Working data START

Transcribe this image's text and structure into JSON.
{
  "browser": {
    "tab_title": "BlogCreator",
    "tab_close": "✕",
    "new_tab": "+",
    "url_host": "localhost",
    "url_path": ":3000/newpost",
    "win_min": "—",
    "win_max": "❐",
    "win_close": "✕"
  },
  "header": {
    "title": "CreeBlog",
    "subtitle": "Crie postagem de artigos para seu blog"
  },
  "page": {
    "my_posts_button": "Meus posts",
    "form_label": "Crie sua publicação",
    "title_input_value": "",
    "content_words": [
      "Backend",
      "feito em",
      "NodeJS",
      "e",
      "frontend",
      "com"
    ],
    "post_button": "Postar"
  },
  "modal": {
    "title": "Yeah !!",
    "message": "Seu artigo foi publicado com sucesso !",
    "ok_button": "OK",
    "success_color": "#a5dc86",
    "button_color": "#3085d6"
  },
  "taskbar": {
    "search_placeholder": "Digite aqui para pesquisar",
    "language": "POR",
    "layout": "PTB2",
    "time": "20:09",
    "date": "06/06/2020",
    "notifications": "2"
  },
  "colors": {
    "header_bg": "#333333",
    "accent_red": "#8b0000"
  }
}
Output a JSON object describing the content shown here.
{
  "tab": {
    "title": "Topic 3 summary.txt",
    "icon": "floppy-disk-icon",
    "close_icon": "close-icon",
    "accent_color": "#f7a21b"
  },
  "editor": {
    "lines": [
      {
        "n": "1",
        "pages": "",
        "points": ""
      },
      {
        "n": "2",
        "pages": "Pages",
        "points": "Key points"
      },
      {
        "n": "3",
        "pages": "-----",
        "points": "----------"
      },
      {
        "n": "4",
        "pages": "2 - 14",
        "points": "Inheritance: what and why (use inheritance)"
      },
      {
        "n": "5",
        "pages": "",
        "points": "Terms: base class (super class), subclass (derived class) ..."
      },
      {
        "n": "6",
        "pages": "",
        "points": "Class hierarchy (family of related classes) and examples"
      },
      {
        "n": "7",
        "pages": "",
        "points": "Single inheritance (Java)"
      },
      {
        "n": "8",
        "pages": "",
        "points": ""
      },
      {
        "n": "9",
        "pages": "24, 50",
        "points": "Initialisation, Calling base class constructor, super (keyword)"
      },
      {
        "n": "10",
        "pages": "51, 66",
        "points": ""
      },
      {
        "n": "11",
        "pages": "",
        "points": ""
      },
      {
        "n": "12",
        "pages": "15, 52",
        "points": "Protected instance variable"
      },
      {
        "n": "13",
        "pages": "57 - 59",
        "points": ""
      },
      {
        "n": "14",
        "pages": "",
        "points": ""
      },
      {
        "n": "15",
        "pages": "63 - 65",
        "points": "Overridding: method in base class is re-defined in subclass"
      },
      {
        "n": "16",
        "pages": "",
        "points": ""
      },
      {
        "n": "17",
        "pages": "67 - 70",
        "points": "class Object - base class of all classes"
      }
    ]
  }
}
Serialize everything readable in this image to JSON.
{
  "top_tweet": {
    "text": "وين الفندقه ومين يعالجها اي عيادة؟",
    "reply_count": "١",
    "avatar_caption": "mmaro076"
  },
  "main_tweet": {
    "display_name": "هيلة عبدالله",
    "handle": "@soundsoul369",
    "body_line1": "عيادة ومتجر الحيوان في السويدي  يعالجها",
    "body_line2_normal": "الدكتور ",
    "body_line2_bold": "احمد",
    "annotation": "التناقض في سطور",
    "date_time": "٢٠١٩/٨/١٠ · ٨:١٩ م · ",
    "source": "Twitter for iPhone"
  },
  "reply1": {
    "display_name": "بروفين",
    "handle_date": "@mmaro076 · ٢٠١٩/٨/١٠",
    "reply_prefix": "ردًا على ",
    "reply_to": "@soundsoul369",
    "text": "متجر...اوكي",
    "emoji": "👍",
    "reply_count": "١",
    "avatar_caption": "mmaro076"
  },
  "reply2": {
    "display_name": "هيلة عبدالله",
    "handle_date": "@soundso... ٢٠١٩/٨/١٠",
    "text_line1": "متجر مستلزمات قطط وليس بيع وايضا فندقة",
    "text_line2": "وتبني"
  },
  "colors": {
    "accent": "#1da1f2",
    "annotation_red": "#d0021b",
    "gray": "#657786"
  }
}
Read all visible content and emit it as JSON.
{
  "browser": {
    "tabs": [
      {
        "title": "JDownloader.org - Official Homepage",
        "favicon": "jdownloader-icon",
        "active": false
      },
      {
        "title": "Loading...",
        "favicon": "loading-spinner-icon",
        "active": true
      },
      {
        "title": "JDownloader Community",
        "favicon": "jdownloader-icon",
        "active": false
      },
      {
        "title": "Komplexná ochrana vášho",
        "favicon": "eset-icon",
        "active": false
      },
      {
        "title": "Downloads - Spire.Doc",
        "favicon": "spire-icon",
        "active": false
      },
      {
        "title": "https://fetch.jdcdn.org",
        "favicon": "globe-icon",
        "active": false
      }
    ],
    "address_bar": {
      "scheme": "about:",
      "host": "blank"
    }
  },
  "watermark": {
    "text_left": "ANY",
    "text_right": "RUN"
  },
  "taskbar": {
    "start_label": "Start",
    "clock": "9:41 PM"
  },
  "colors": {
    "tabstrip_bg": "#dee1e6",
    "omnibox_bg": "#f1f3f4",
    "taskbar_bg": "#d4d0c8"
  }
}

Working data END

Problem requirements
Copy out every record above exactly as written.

Exercise result
Transcribe this image's text and structure into JSON.
{
  "browser": {
    "tab_title": "BlogCreator",
    "tab_close": "✕",
    "new_tab": "+",
    "url_host": "localhost",
    "url_path": ":3000/newpost",
    "win_min": "—",
    "win_max": "❐",
    "win_close": "✕"
  },
  "header": {
    "title": "CreeBlog",
    "subtitle": "Crie postagem de artigos para seu blog"
  },
  "page": {
    "my_posts_button": "Meus posts",
    "form_label": "Crie sua publicação",
    "title_input_value": "",
    "content_words": [
      "Backend",
      "feito em",
      "NodeJS",
      "e",
      "frontend",
      "com"
    ],
    "post_button": "Postar"
  },
  "modal": {
    "title": "Yeah !!",
    "message": "Seu artigo foi publicado com sucesso !",
    "ok_button": "OK",
    "success_color": "#a5dc86",
    "button_color": "#3085d6"
  },
  "taskbar": {
    "search_placeholder": "Digite aqui para pesquisar",
    "language": "POR",
    "layout": "PTB2",
    "time": "20:09",
    "date": "06/06/2020",
    "notifications": "2"
  },
  "colors": {
    "header_bg": "#333333",
    "accent_red": "#8b0000"
  }
}
Output a JSON object describing the content shown here.
{
  "tab": {
    "title": "Topic 3 summary.txt",
    "icon": "floppy-disk-icon",
    "close_icon": "close-icon",
    "accent_color": "#f7a21b"
  },
  "editor": {
    "lines": [
      {
        "n": "1",
        "pages": "",
        "points": ""
      },
      {
        "n": "2",
        "pages": "Pages",
        "points": "Key points"
      },
      {
        "n": "3",
        "pages": "-----",
        "points": "----------"
      },
      {
        "n": "4",
        "pages": "2 - 14",
        "points": "Inheritance: what and why (use inheritance)"
      },
      {
        "n": "5",
        "pages": "",
        "points": "Terms: base class (super class), subclass (derived class) ..."
      },
      {
        "n": "6",
        "pages": "",
        "points": "Class hierarchy (family of related classes) and examples"
      },
      {
        "n": "7",
        "pages": "",
        "points": "Single inheritance (Java)"
      },
      {
        "n": "8",
        "pages": "",
        "points": ""
      },
      {
        "n": "9",
        "pages": "24, 50",
        "points": "Initialisation, Calling base class constructor, super (keyword)"
      },
      {
        "n": "10",
        "pages": "51, 66",
        "points": ""
      },
      {
        "n": "11",
        "pages": "",
        "points": ""
      },
      {
        "n": "12",
        "pages": "15, 52",
        "points": "Protected instance variable"
      },
      {
        "n": "13",
        "pages": "57 - 59",
        "points": ""
      },
      {
        "n": "14",
        "pages": "",
        "points": ""
      },
      {
        "n": "15",
        "pages": "63 - 65",
        "points": "Overridding: method in base class is re-defined in subclass"
      },
      {
        "n": "16",
        "pages": "",
        "points": ""
      },
      {
        "n": "17",
        "pages": "67 - 70",
        "points": "class Object - base class of all classes"
      }
    ]
  }
}
Serialize everything readable in this image to JSON.
{
  "top_tweet": {
    "text": "وين الفندقه ومين يعالجها اي عيادة؟",
    "reply_count": "١",
    "avatar_caption": "mmaro076"
  },
  "main_tweet": {
    "display_name": "هيلة عبدالله",
    "handle": "@soundsoul369",
    "body_line1": "عيادة ومتجر الحيوان في السويدي  يعالجها",
    "body_line2_normal": "الدكتور ",
    "body_line2_bold": "احمد",
    "annotation": "التناقض في سطور",
    "date_time": "٢٠١٩/٨/١٠ · ٨:١٩ م · ",
    "source": "Twitter for iPhone"
  },
  "reply1": {
    "display_name": "بروفين",
    "handle_date": "@mmaro076 · ٢٠١٩/٨/١٠",
    "reply_prefix": "ردًا على ",
    "reply_to": "@soundsoul369",
    "text": "متجر...اوكي",
    "emoji": "👍",
    "reply_count": "١",
    "avatar_caption": "mmaro076"
  },
  "reply2": {
    "display_name": "هيلة عبدالله",
    "handle_date": "@soundso... ٢٠١٩/٨/١٠",
    "text_line1": "متجر مستلزمات قطط وليس بيع وايضا فندقة",
    "text_line2": "وتبني"
  },
  "colors": {
    "accent": "#1da1f2",
    "annotation_red": "#d0021b",
    "gray": "#657786"
  }
}
Read all visible content and emit it as JSON.
{
  "browser": {
    "tabs": [
      {
        "title": "JDownloader.org - Official Homepage",
        "favicon": "jdownloader-icon",
        "active": false
      },
      {
        "title": "Loading...",
        "favicon": "loading-spinner-icon",
        "active": true
      },
      {
        "title": "JDownloader Community",
        "favicon": "jdownloader-icon",
        "active": false
      },
      {
        "title": "Komplexná ochrana vášho",
        "favicon": "eset-icon",
        "active": false
      },
      {
        "title": "Downloads - Spire.Doc",
        "favicon": "spire-icon",
        "active": false
      },
      {
        "title": "https://fetch.jdcdn.org",
        "favicon": "globe-icon",
        "active": false
      }
    ],
    "address_bar": {
      "scheme": "about:",
      "host": "blank"
    }
  },
  "watermark": {
    "text_left": "ANY",
    "text_right": "RUN"
  },
  "taskbar": {
    "start_label": "Start",
    "clock": "9:41 PM"
  },
  "colors": {
    "tabstrip_bg": "#dee1e6",
    "omnibox_bg": "#f1f3f4",
    "taskbar_bg": "#d4d0c8"
  }
}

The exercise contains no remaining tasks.